- _Activity_: Please say how many lines of the entries below contain the word "Subject", and leave out everything else.

Extracted entries START

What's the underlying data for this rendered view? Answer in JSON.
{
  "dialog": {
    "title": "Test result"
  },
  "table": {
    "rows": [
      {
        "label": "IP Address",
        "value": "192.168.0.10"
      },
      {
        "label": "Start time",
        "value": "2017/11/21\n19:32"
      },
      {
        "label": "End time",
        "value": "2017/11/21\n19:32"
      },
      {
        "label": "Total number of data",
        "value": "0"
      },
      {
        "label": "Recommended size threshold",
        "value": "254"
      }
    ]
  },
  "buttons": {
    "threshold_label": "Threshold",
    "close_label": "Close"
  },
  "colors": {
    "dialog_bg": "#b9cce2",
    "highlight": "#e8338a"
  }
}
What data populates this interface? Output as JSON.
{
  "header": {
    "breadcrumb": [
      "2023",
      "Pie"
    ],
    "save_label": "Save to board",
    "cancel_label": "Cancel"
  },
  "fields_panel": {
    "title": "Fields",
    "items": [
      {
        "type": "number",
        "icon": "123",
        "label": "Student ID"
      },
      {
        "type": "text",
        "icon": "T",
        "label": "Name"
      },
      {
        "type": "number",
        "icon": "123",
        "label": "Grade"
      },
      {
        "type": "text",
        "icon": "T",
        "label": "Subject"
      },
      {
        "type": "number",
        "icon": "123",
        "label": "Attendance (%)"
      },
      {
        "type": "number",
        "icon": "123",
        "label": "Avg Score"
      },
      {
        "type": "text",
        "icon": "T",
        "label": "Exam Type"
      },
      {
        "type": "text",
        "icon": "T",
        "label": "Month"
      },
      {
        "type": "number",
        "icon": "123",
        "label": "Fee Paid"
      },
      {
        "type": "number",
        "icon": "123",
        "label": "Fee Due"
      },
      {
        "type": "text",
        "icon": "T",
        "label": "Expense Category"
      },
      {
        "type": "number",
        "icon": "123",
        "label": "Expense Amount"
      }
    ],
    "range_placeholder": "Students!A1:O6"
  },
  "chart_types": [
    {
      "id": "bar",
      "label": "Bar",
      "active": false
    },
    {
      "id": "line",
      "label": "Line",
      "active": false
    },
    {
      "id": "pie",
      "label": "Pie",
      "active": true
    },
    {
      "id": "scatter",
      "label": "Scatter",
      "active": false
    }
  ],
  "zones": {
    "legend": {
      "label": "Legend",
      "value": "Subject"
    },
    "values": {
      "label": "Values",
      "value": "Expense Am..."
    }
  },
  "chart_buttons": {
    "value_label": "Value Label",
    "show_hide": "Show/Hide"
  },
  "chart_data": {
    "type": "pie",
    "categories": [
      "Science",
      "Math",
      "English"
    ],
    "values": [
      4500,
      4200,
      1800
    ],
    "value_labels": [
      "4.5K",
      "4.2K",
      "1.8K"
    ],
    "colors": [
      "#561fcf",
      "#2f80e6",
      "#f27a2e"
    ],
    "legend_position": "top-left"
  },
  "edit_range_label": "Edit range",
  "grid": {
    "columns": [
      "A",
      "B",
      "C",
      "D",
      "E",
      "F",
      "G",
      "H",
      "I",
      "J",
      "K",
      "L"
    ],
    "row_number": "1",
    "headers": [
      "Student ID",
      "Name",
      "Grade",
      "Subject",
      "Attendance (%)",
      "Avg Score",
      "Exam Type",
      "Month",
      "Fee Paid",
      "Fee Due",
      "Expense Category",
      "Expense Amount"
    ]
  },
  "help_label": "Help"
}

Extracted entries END

- _Answer section_: 3